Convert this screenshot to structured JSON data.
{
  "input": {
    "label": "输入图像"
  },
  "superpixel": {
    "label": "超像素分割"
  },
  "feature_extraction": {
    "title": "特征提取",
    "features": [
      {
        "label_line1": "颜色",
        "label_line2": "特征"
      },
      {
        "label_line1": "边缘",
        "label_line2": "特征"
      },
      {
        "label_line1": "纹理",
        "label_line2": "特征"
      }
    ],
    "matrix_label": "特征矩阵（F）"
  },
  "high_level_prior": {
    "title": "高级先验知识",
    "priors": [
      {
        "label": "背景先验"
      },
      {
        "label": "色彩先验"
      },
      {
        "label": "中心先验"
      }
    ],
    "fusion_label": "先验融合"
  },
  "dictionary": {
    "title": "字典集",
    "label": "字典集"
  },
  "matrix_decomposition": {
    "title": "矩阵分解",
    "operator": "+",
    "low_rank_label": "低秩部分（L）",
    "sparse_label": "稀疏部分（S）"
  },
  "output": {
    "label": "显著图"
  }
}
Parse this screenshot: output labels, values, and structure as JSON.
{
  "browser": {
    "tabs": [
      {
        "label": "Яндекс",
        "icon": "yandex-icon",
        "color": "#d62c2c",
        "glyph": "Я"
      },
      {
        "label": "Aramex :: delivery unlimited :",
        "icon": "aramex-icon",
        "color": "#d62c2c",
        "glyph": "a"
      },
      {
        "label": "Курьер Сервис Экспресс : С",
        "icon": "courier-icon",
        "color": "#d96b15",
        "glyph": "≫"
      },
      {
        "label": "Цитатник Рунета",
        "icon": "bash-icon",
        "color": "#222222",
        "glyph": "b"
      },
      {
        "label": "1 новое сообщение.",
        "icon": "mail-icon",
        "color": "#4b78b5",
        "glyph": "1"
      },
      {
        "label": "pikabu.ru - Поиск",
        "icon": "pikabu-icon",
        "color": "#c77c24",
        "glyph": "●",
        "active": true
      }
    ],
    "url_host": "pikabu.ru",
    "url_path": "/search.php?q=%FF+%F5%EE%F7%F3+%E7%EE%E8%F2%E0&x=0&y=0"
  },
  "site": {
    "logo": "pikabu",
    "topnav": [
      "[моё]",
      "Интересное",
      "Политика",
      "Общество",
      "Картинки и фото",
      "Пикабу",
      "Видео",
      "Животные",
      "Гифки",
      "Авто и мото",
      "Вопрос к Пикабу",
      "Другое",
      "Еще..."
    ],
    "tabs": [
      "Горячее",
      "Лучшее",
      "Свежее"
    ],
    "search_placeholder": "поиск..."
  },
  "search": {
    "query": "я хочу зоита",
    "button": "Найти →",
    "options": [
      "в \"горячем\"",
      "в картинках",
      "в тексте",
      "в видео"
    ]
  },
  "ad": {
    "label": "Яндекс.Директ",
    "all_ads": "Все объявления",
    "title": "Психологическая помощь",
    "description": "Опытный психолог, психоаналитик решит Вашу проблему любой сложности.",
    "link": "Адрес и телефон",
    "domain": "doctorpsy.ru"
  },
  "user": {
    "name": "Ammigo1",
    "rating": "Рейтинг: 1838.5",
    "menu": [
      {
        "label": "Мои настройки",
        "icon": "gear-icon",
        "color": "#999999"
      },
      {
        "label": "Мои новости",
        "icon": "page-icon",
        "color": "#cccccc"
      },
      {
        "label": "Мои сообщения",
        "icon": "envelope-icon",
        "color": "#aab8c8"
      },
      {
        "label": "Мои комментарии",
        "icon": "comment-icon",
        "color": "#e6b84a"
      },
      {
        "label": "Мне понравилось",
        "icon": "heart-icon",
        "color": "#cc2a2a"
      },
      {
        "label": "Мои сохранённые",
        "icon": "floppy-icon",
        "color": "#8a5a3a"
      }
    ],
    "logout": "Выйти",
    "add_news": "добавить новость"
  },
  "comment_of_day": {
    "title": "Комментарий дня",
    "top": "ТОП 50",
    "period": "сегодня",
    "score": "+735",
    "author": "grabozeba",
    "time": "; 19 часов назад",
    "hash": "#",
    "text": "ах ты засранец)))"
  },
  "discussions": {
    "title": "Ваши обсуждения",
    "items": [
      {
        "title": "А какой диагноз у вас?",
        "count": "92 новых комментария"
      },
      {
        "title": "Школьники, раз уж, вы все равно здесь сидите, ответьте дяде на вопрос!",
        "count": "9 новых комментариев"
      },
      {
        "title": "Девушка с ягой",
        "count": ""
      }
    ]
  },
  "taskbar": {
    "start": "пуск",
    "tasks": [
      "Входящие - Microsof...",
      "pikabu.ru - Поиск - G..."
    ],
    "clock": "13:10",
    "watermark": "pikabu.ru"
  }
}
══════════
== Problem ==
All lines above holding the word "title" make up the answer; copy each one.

== Response to the exercise ==
    "title": "特征提取",
    "title": "高级先验知识",
    "title": "字典集",
    "title": "矩阵分解",
    "title": "Психологическая помощь",
    "title": "Комментарий дня",
    "title": "Ваши обсуждения",
        "title": "А какой диагноз у вас?",
        "title": "Школьники, раз уж, вы все равно здесь сидите, ответьте дяде на вопрос!",
        "title": "Девушка с ягой",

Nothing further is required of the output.